Redfin shutters home-flipping operations and announces layoffs
Home flipping is starting to flip out.
Driving the news: Redfin announced Wednesday that it's shutting down its home-flipping business and laying off 13% of its workforce, saying it's bracing for impact as the housing market rapidly decelerates.
- “To prosper in a housing downturn that could last at least through 2023, we have to simplify our business," Redfin CEO Glenn Kelman said in a statement. "We're closing our iBuying business, RedfinNow, because maintaining a profit with rising interest rates would make our offers on homes insultingly low."
Why it matters: It's another sign that the housing market is losing the frothy edge that drove huge price increases and record sales over the last several years.
Zoom in: The move marks a further rollback of tech-savvy real estate companies' position as big players in the home-flipping business.
- Zillow shut down its own home-flipping business in November 2021, well ahead of the housing market's broader pullback, and cutting 25% of its workforce.
- The company ended up posting an $881 million loss on its home-flipping operations in 2021.
The big picture: Active home listings soared 33.5% in October, compared with a year earlier, hitting the highest point since 2020, according to Realtor.com.
- That means more competition for home flippers, who had been taking advantage of depressed inventory.
- Kelman predicted a 30% contraction in housing sales in 2023.
- "Hello, Adversity," Kelman wrote in his memo, adding that the company should expected to be "ridiculed for thinking they could’ve succeeded."
- "Home flips as a portion of all home sales decreased from the first quarter of 2022 to the second quarter of 2022" in 80% of local markets, ATTOM recently reported.
Yes, but: Resale prices of flipped homes hit a record high of $328,000 in the second quarter, up 21.5% from a year earlier.

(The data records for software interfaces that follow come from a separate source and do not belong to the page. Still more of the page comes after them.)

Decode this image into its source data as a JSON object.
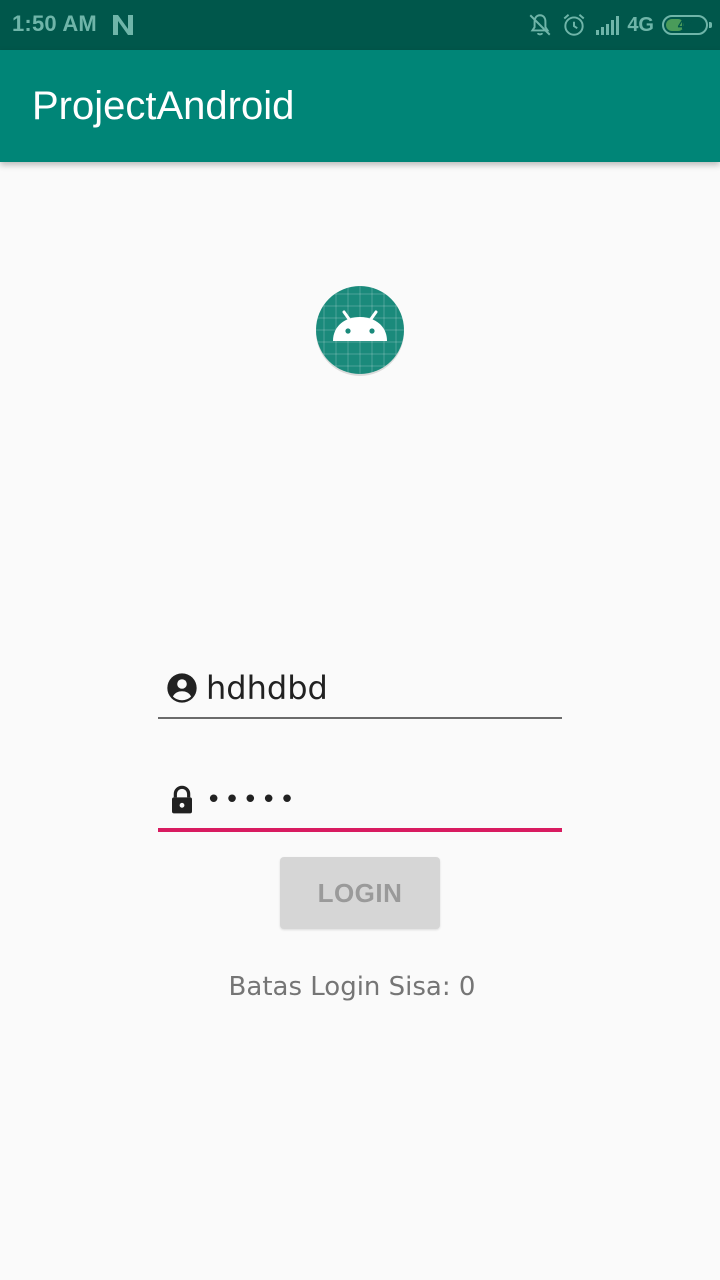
{
  "status_bar": {
    "time": "1:50 AM",
    "network": "4G",
    "battery_level": "47",
    "battery_fraction": 0.47,
    "icons": [
      "n-notification-icon",
      "bell-off-icon",
      "alarm-icon",
      "signal-icon",
      "battery-icon"
    ]
  },
  "app_bar": {
    "title": "ProjectAndroid"
  },
  "logo": {
    "icon": "android-robot-icon",
    "background_color": "#1a8a7b"
  },
  "form": {
    "username": {
      "icon": "account-circle-icon",
      "value": "hdhdbd"
    },
    "password": {
      "icon": "lock-icon",
      "value": "hdhdb"
    },
    "login_label": "LOGIN",
    "remaining_text": "Batas Login Sisa: 0"
  },
  "colors": {
    "status_bar": "#00574b",
    "app_bar": "#008577",
    "accent": "#d81b60",
    "background": "#fafafa"
  }
}
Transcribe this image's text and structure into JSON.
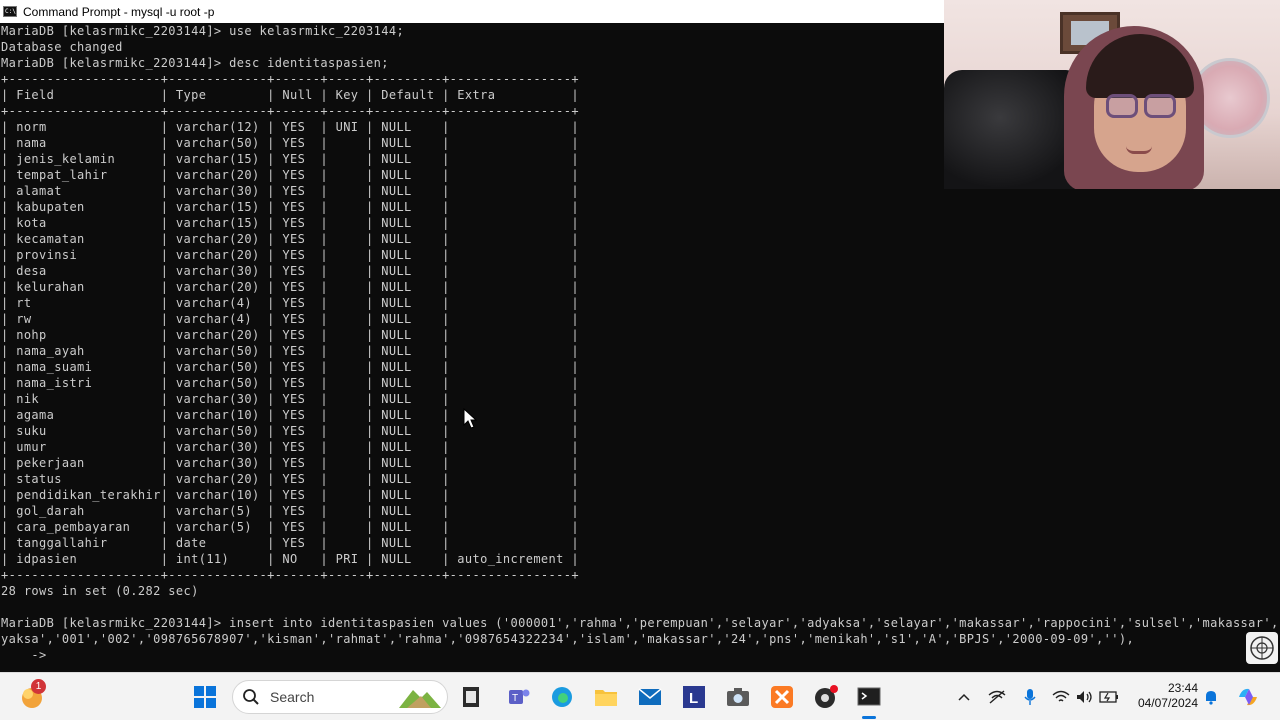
{
  "window": {
    "title": "Command Prompt - mysql  -u root -p",
    "icon_label": "C:\\"
  },
  "console_lines": [
    "MariaDB [kelasrmikc_2203144]> use kelasrmikc_2203144;",
    "Database changed",
    "MariaDB [kelasrmikc_2203144]> desc identitaspasien;",
    "+--------------------+-------------+------+-----+---------+----------------+",
    "| Field              | Type        | Null | Key | Default | Extra          |",
    "+--------------------+-------------+------+-----+---------+----------------+",
    "| norm               | varchar(12) | YES  | UNI | NULL    |                |",
    "| nama               | varchar(50) | YES  |     | NULL    |                |",
    "| jenis_kelamin      | varchar(15) | YES  |     | NULL    |                |",
    "| tempat_lahir       | varchar(20) | YES  |     | NULL    |                |",
    "| alamat             | varchar(30) | YES  |     | NULL    |                |",
    "| kabupaten          | varchar(15) | YES  |     | NULL    |                |",
    "| kota               | varchar(15) | YES  |     | NULL    |                |",
    "| kecamatan          | varchar(20) | YES  |     | NULL    |                |",
    "| provinsi           | varchar(20) | YES  |     | NULL    |                |",
    "| desa               | varchar(30) | YES  |     | NULL    |                |",
    "| kelurahan          | varchar(20) | YES  |     | NULL    |                |",
    "| rt                 | varchar(4)  | YES  |     | NULL    |                |",
    "| rw                 | varchar(4)  | YES  |     | NULL    |                |",
    "| nohp               | varchar(20) | YES  |     | NULL    |                |",
    "| nama_ayah          | varchar(50) | YES  |     | NULL    |                |",
    "| nama_suami         | varchar(50) | YES  |     | NULL    |                |",
    "| nama_istri         | varchar(50) | YES  |     | NULL    |                |",
    "| nik                | varchar(30) | YES  |     | NULL    |                |",
    "| agama              | varchar(10) | YES  |     | NULL    |                |",
    "| suku               | varchar(50) | YES  |     | NULL    |                |",
    "| umur               | varchar(30) | YES  |     | NULL    |                |",
    "| pekerjaan          | varchar(30) | YES  |     | NULL    |                |",
    "| status             | varchar(20) | YES  |     | NULL    |                |",
    "| pendidikan_terakhir| varchar(10) | YES  |     | NULL    |                |",
    "| gol_darah          | varchar(5)  | YES  |     | NULL    |                |",
    "| cara_pembayaran    | varchar(5)  | YES  |     | NULL    |                |",
    "| tanggallahir       | date        | YES  |     | NULL    |                |",
    "| idpasien           | int(11)     | NO   | PRI | NULL    | auto_increment |",
    "+--------------------+-------------+------+-----+---------+----------------+",
    "28 rows in set (0.282 sec)",
    "",
    "MariaDB [kelasrmikc_2203144]> insert into identitaspasien values ('000001','rahma','perempuan','selayar','adyaksa','selayar','makassar','rappocini','sulsel','makassar','adh",
    "yaksa','001','002','098765678907','kisman','rahmat','rahma','0987654322234','islam','makassar','24','pns','menikah','s1','A','BPJS','2000-09-09',''),",
    "    ->"
  ],
  "taskbar": {
    "search_label": "Search",
    "notification_count": "1",
    "time": "23:44",
    "date": "04/07/2024",
    "apps": [
      "widgets-icon",
      "start-icon",
      "search-icon",
      "file-icon",
      "teams-icon",
      "edge-icon",
      "file-explorer-icon",
      "mail-icon",
      "l-app-icon",
      "camera-icon",
      "xampp-icon",
      "obs-icon",
      "command-prompt-icon"
    ],
    "tray": [
      "chevron-up-icon",
      "network-icon",
      "microphone-icon",
      "wifi-icon",
      "volume-icon",
      "battery-icon",
      "bell-icon",
      "copilot-icon"
    ]
  }
}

The bottom line: Home flipping, which had ascended to high heights, is losing beginning to lose altitude.